EXERCISE MATERIALS below:

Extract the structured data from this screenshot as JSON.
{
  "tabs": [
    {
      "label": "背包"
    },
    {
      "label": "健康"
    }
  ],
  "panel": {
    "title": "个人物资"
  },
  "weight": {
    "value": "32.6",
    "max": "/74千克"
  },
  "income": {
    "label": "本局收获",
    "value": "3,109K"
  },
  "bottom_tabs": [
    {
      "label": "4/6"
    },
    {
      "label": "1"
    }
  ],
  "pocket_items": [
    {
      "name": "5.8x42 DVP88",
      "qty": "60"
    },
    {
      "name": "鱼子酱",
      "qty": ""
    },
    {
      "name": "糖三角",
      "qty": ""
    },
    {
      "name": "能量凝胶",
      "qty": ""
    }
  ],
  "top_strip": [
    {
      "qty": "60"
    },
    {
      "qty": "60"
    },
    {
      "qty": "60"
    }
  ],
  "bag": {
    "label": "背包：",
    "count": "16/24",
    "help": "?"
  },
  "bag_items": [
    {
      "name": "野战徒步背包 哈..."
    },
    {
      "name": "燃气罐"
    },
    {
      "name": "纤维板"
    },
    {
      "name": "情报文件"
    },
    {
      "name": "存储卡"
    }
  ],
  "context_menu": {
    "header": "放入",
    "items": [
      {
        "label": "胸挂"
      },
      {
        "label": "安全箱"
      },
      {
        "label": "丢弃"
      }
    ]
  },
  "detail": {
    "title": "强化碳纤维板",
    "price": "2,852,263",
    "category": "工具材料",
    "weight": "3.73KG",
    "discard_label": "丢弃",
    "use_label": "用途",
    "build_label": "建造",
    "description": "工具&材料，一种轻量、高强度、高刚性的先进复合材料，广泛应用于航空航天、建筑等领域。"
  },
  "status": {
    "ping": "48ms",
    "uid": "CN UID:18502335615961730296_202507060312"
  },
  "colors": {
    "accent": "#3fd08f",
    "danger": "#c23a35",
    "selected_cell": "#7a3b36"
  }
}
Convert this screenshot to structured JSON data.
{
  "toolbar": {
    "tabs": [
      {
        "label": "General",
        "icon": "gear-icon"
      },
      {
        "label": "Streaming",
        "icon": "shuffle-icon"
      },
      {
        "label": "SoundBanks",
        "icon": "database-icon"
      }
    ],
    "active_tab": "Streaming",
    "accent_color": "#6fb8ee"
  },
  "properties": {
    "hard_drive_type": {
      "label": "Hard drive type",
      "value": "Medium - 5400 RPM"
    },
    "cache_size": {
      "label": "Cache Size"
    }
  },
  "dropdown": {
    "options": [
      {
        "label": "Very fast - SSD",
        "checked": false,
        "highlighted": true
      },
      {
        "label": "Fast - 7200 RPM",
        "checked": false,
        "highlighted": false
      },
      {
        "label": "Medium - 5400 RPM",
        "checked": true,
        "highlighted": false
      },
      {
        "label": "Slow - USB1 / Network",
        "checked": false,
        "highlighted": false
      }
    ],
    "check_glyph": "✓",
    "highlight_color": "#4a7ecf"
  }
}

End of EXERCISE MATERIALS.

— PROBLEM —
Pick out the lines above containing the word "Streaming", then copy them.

— SOLUTION —
        "label": "Streaming",
    "active_tab": "Streaming",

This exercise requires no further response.